# Exercise requirements
The word "only": in how many lines of the records does it appear? Reply with the number alone.

[Dataset records]
• • •

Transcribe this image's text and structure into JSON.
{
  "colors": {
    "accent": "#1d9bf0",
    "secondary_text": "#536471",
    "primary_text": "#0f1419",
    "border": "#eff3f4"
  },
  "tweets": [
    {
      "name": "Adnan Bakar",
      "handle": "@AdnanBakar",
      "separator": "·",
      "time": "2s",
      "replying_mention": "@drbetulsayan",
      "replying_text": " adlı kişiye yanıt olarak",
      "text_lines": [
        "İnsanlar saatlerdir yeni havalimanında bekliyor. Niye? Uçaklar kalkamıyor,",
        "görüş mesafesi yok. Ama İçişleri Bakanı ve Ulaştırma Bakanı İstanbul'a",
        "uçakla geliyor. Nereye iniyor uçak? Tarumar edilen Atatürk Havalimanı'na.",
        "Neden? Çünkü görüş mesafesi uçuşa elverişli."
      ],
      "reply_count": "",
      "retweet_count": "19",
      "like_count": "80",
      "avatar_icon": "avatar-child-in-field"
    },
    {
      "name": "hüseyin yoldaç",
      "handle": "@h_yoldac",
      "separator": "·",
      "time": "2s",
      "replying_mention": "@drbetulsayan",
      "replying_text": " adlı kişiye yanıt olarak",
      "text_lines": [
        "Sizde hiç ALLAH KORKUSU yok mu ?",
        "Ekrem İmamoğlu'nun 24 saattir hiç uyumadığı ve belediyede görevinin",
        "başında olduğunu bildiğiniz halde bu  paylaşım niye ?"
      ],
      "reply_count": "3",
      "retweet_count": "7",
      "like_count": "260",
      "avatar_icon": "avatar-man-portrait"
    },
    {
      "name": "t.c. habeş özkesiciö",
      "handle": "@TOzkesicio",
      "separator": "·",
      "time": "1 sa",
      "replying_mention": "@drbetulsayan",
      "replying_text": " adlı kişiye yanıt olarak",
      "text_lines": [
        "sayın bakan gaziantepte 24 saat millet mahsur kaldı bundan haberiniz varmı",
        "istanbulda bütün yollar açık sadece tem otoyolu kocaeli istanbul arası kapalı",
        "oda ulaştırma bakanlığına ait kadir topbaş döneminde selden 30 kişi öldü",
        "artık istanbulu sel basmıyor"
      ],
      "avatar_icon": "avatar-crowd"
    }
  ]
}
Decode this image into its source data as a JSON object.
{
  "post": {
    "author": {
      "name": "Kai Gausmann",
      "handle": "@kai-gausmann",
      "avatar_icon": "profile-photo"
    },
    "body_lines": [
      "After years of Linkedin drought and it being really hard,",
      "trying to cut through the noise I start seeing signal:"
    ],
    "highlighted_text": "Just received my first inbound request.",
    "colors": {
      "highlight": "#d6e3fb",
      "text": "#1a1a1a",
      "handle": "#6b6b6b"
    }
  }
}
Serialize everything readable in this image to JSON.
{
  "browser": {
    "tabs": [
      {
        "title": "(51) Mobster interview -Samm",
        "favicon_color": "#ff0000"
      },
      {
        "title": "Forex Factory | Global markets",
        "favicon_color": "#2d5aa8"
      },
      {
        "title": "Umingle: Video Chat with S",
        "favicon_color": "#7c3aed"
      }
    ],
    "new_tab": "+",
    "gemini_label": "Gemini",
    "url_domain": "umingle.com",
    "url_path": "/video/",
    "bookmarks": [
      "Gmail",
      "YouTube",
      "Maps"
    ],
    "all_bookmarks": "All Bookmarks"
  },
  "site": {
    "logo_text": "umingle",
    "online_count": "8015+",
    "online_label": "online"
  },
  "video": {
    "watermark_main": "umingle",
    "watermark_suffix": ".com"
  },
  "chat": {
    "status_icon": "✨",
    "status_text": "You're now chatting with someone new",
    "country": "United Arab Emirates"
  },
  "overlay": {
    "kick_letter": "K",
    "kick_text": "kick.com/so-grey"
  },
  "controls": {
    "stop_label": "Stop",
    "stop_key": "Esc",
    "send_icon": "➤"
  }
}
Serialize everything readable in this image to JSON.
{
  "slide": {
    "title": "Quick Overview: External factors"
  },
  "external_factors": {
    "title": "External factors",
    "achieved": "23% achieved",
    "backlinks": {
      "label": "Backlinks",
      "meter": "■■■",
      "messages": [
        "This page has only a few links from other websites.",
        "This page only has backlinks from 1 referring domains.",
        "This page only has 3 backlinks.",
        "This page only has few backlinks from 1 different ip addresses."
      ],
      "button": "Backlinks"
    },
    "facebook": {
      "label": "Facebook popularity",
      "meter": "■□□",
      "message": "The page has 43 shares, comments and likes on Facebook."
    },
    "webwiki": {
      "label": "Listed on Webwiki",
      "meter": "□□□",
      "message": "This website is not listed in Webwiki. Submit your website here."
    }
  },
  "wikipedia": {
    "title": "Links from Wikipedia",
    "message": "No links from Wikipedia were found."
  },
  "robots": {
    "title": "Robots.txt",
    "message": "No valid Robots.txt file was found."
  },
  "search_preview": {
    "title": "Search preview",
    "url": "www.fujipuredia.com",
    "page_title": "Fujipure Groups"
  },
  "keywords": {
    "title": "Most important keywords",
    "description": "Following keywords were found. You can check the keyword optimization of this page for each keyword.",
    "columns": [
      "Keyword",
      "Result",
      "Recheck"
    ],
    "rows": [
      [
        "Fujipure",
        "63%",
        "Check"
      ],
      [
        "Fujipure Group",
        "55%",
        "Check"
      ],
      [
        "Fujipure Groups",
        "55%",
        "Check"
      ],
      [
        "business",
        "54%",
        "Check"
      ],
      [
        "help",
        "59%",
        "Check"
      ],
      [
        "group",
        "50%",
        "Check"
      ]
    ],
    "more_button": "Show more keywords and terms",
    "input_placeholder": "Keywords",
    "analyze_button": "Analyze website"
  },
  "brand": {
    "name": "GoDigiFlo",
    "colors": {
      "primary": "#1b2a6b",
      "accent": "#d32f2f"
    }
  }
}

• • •

# Solution to the exercise
4